Juan Non-Volokh presented exams that had pop culture references inserted into the facts. Amber Taylor thinks "it's cute especially when they get the terminology right."
I think the master of the "pop culture exam" is Prof. Roger Alford, whom my wife had for Contracts. He would wind the lyrics from popular songs into the fact pattern. With great sucess. He was so good at inserting the lyrics that his students begged him to stop, since his exams caused them to have songs buzzing in their heads during the exam.
Here is one of his best pop culture exams:
Mr. Play It Safe was afraid to fly. He packed his suitcase and kissed his kids good-bye. He waited his whole life to take that flight, and as the plane crashed down he thought “Well isn’t this nice. . . Isn’t this ironic.”
Two years later, in early February 2000, Alanis, the executrix of the estate of Mr. Play It Safe, contacted Ironic Airlines and threatened to sue for wrongful death, negligence, and breach of implied warranty of merchantability. Ironic responded with an offer to settle the case quietly for $1 million provided she accepted the offer within thirty days. The general counsel for Ironic was an old man who just turned ninety-eight. After he made the offer to settle he died the next day. Alanis contacted her attorney to tell him the news. She said “Isn’t it ironic?” He said, “Yeah, a little too ironic.”

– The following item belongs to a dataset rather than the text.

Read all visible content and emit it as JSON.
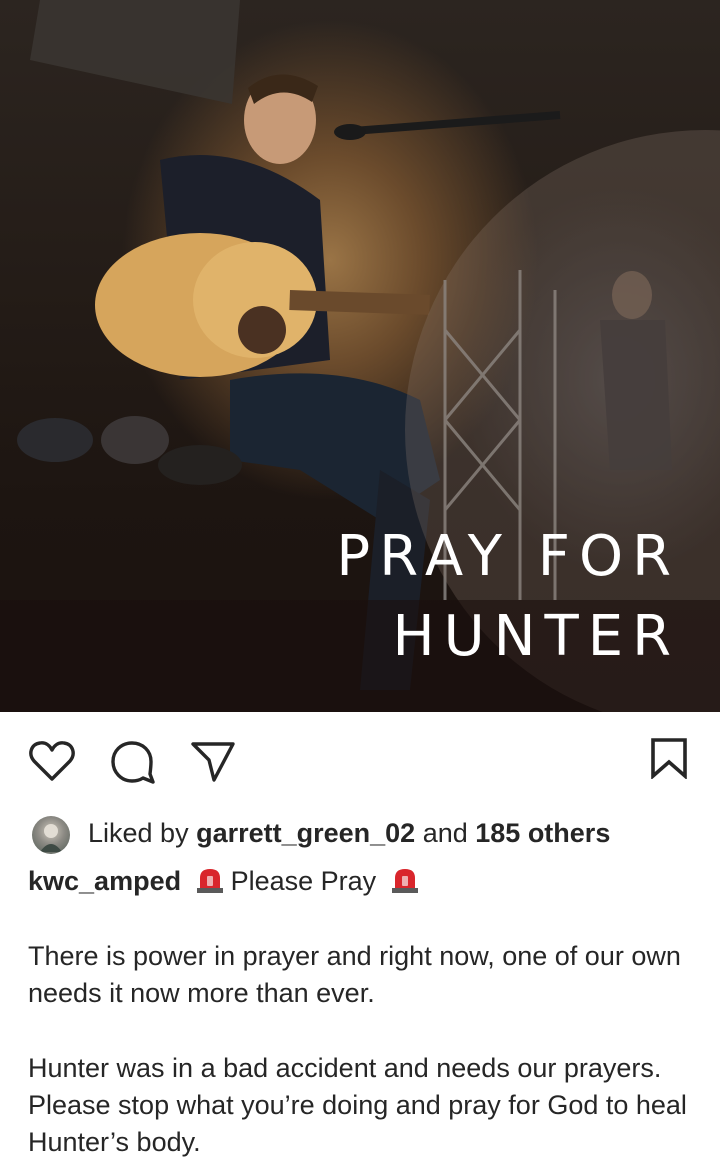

The statute of limitations for her claims was set to expire on March 2. Over drinks, Alanis and her attorney discussed her options. He strongly advised Alanis to sue Ironic Airlines and gave her a copy of his draft complaint. Alanis said she had agonized over this for days but had decided to accept the settlement and forego filing her claims. Just as she finished speaking he noticed something ominous. He said, “Is that a black fly in your Chardonnay?” She said, “Well isn’t that ironic.” He said, “Yeah, a little too ironic.”
On March 2, she left a telephone message with Ironic stating that “she really appreciated the offer because life has a funny way of helping you out when you think everything’s gone wrong but now I know everything’s gonna be okay.” She then listened to her voice messages. One message was from Ironic calling to inform Alanis that “given her recent action it just mailed her a letter formally revoking its offer.” Dazed and confused, and with only one hour to file her claim, Alanis dashed to her car. She hit a traffic jam but she was already late. She arrived at the courthouse and started banging on the door. The security guard said “I beg your pardon ma’am but you’re two minutes too late.” She said, “Isn’t it ironic?” He said, “Yeah, a little too ironic.”
In tears, Alanis went back to her attorney and explained the situation. He said, “I gave you good advice that you just didn’t take.” She said, “Who would’ve thought . . . it figures.” But then the attorney paused for a minute and said, “You know, life has a funny way of helping you out when you think everything’s wrong and everything’s blown up in your face. You may have a contract here after all.” After explaining his reasoning to her he said, “Oh, and by the way, I filed the case for you this morning. Just in case. Now isn’t that ironic?” She said, “Yeah, I really do think.”
Is the attorney correct that Alanis has a contract?